The literature on transaction costs concentrates on established firms in established markets, while the literature on industrial ecology concentrates on new firms in given markets. It is contested in the following that the picture looks differently if the analysis concentrates on establishing new firms in new markets, such as e-commerce or the new private sector in the formerly socialist economies. A new market is defined by high uncertainty. First, the general knowledge of expertise in a society is low, so that young entrepreneurs find it hard, and costly, to acquire the necessary know-how. Second, institutions, might these be the law, business practices, or intermediaries, are poor and underdeveloped. It will be argued that in China therefore entrepreneurship depends crucially on the ability to establish firms, i.e. to find organisational forms for business ventures that facilitate long-term business relations within and around a firm, that is to say, individual entrepreneurship depends on mechanisms for co-ordinating individual or organisational behaviour of firms. These mechanisms were lacking under socialist planning. The legacy of the planned economy was an environment of weak economic institutions in which state-socialist institutions uneasily coexisted with market institutions, and newness of private exchange added to uncertainty. In this environment, economic actors depended on collective action to create their own institutions, driven by the need to agree on rules of conduct in business relations and on sanctions against violation of these rules. The study will concentrate on two essential components of (private) entrepreneurship. One is the search for organisational forms conforming to the situational constraints; the other is the formation of business practices that enable individual entrepreneurship to become a viable and sustainable course of action. In other words, we will attempt to show how the transaction cost advantage of organisational forms and co-ordination mechanisms can compensate entrepreneurs for the disadvantage they face with respect to the lack of clearly defined property rights. Based on extensive fieldwork in two provinces where 100 firms were interviewed the study can show that 1. as predicted by approaches in industrial ecology both experimentation and selection were crucial in shaping the new private business sector; 2. on the individual level the performance-orientation of Chinese culture allowed entrepreneurs to combine rational decision making with tradition.
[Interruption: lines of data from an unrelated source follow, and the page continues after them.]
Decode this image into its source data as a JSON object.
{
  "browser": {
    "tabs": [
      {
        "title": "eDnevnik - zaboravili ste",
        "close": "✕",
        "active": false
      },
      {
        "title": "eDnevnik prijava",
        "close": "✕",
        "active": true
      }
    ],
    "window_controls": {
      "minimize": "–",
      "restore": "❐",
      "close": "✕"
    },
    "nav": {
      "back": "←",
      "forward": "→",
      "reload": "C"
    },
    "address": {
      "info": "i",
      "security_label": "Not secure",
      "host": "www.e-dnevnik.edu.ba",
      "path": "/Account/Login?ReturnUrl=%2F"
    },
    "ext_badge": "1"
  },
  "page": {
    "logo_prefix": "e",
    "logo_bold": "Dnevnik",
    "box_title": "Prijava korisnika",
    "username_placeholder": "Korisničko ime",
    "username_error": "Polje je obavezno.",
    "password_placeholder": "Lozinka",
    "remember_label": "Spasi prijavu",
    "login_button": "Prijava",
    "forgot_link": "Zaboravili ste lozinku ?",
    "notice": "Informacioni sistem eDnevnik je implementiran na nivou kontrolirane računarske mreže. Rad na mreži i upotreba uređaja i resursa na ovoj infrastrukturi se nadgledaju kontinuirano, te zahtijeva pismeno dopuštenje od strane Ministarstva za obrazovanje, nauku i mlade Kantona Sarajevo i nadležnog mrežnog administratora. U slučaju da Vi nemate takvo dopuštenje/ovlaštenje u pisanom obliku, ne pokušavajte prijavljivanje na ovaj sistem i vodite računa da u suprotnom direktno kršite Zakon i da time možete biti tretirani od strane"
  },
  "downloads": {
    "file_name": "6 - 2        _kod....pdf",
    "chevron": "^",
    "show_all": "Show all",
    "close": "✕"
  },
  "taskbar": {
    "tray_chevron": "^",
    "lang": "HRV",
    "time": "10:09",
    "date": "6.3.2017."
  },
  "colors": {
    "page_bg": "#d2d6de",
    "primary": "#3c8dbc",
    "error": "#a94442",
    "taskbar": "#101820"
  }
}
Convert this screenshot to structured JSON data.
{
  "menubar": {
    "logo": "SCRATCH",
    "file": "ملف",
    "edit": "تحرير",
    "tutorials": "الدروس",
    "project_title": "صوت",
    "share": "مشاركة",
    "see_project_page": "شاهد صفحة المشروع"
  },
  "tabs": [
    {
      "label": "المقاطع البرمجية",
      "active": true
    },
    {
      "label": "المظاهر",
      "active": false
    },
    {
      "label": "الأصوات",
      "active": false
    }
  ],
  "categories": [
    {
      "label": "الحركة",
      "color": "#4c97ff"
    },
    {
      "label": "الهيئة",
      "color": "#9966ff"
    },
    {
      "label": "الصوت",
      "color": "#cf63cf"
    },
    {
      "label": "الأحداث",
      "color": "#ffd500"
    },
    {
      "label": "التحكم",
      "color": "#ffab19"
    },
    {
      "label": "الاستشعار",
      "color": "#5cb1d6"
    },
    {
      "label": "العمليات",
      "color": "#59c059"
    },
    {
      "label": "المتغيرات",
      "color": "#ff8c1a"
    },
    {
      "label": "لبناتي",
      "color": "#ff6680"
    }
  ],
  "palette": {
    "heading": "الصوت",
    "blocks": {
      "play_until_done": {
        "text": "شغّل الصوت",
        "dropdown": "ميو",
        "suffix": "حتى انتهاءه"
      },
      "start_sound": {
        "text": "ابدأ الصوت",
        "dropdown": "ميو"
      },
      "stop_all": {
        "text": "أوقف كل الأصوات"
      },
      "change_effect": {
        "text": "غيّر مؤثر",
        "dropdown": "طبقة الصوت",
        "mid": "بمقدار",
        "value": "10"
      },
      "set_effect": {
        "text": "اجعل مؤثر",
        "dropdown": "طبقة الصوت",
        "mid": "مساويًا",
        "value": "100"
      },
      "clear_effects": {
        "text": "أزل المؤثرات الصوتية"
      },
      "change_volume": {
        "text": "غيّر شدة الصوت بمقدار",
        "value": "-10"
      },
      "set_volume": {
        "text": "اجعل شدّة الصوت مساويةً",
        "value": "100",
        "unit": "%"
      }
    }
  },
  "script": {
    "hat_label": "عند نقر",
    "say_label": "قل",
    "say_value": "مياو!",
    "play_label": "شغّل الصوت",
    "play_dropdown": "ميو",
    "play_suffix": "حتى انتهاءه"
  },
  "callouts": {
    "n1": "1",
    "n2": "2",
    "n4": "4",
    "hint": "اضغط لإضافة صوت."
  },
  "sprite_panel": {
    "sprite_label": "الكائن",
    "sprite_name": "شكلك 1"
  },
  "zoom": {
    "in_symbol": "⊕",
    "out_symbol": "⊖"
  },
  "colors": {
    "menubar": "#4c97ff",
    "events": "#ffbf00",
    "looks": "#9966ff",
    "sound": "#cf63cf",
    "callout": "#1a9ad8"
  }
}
Both factors can explain why for example the family in China but not in Chinese overseas communities is no longer the natural base for private firms, why networks are assessed by their expected performance, or why Chinese firm do not care about building up a core business. 1

China, culture and entrepreneurship, entrepreneurship, evolutionary economics
Firm Objectives, Organization, and Behavior (jel L2), Business Administration and Business Economics; Marketing; Accounting (jel M), Business Administration: General (jel M10), New Firms; Startups (jel M13), Comparative Analysis of Economic Systems (jel P51), Ecological Economics: Ecosystem Services; Biodiversity Conservation; Bioeconomics; Industrial Ecology (jel Q57)
Erasmus Research Institute of Management
hdl.handle.net/1765/160
ERIM Report Series Research in Management
Copyright 2002, B. Krug, H. Hendrischke, This report in the ERIM Report Series Research in Management is intended as a means to communicate the results of recent research to academic colleagues and other interested parties. All reports are considered as preliminary and subject to possibly major revisions. This applies equally to opinions expressed, theories developed, and data used. Therefore, comments and suggestions are welcome and should be directed to the authors.
Erasmus Research Institute of Management

Krug, B, & Hendrischke, H. (2002). Entrepreneurship in China: Institutions, organisational identity and survival: empirical results from two provinces (No. ERS-2002-14-ORG). ERIM Report Series Research in Management. Erasmus Research Institute of Management. Retrieved from http://hdl.handle.net/1765/160